- [EXERCISE PROMPT]: Lines in the entries below where the word "with" shows up should each be copied.

- [DATA SECTION]:
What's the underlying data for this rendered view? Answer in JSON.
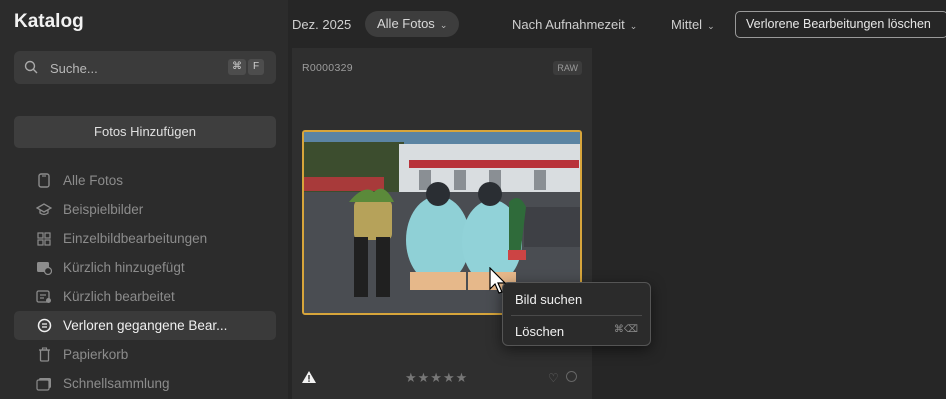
{
  "sidebar": {
    "title": "Katalog",
    "search": {
      "placeholder": "Suche...",
      "shortcut": [
        "⌘",
        "F"
      ]
    },
    "add_button": "Fotos Hinzufügen",
    "items": [
      {
        "label": "Alle Fotos",
        "icon": "phone-icon",
        "active": false
      },
      {
        "label": "Beispielbilder",
        "icon": "graduation-cap-icon",
        "active": false
      },
      {
        "label": "Einzelbildbearbeitungen",
        "icon": "grid-icon",
        "active": false
      },
      {
        "label": "Kürzlich hinzugefügt",
        "icon": "photo-clock-icon",
        "active": false
      },
      {
        "label": "Kürzlich bearbeitet",
        "icon": "photo-edit-icon",
        "active": false
      },
      {
        "label": "Verloren gegangene Bear...",
        "icon": "lost-edits-icon",
        "active": true
      },
      {
        "label": "Papierkorb",
        "icon": "trash-icon",
        "active": false
      },
      {
        "label": "Schnellsammlung",
        "icon": "quick-collection-icon",
        "active": false
      }
    ]
  },
  "topbar": {
    "date": "Dez. 2025",
    "filter": "Alle Fotos",
    "sort": "Nach Aufnahmezeit",
    "size": "Mittel",
    "action_button": "Verlorene Bearbeitungen löschen"
  },
  "card": {
    "filename": "R0000329",
    "badge": "RAW",
    "rating": "★★★★★",
    "fav": "♡"
  },
  "context_menu": {
    "items": [
      {
        "label": "Bild suchen",
        "shortcut": ""
      },
      {
        "label": "Löschen",
        "shortcut": "⌘⌫"
      }
    ]
  },
  "colors": {
    "accent_border": "#d7a53b",
    "background": "#262626",
    "sidebar": "#2c2c2c"
  }
}
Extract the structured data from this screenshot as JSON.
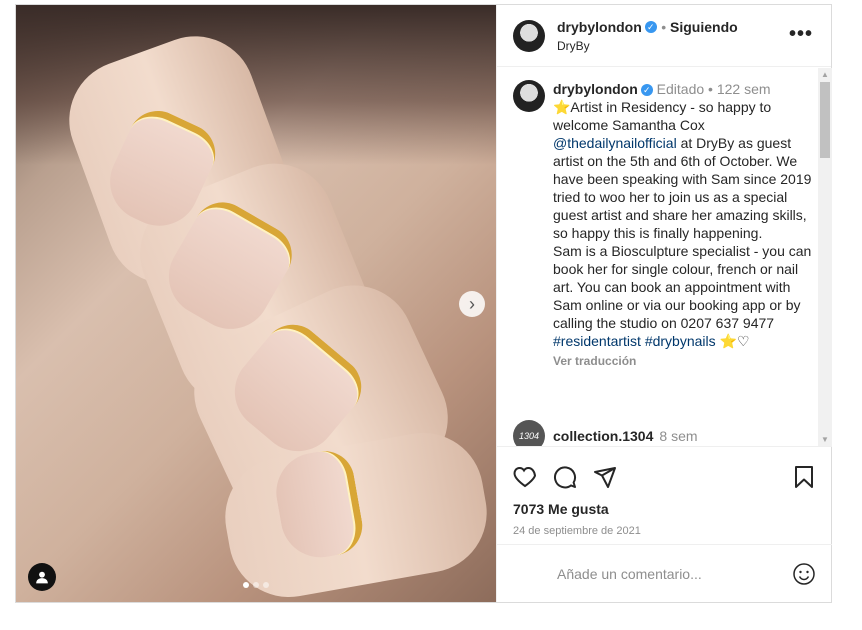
{
  "post": {
    "username": "drybylondon",
    "follow_status": "Siguiendo",
    "subtitle": "DryBy",
    "more_icon": "•••",
    "caption": {
      "username": "drybylondon",
      "edited": "Editado",
      "separator": "•",
      "time": "122 sem",
      "text_1": "⭐Artist in Residency - so happy to welcome Samantha Cox",
      "mention": "@thedailynailofficial",
      "text_2": "at DryBy as guest artist on the 5th and 6th of October. We have been speaking with Sam since 2019 tried to woo her to join us as a special guest artist and share her amazing skills, so happy this is finally happening.",
      "text_3": "Sam is a Biosculpture specialist - you can book her for single colour, french or nail art. You can book an appointment with Sam online or via our booking app or by calling the studio on 0207 637 9477",
      "hashtags": "#residentartist #drybynails",
      "tail": " ⭐♡",
      "translate": "Ver traducción"
    },
    "comment": {
      "avatar_text": "1304",
      "username": "collection.1304",
      "time": "8 sem"
    },
    "likes": "7073 Me gusta",
    "date": "24 de septiembre de 2021",
    "comment_placeholder": "Añade un comentario..."
  },
  "icons": {
    "like": "heart-icon",
    "comment": "comment-icon",
    "share": "share-icon",
    "save": "bookmark-icon",
    "emoji": "emoji-icon",
    "next": "chevron-right-icon",
    "user_tag": "user-icon"
  },
  "carousel": {
    "total": 3,
    "active": 1
  }
}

- [REPLY]:
      "text_2": "at DryBy as guest artist on the 5th and 6th of October. We have been speaking with Sam since 2019 tried to woo her to join us as a special guest artist and share her amazing skills, so happy this is finally happening.",
      "text_3": "Sam is a Biosculpture specialist - you can book her for single colour, french or nail art. You can book an appointment with Sam online or via our booking app or by calling the studio on 0207 637 9477",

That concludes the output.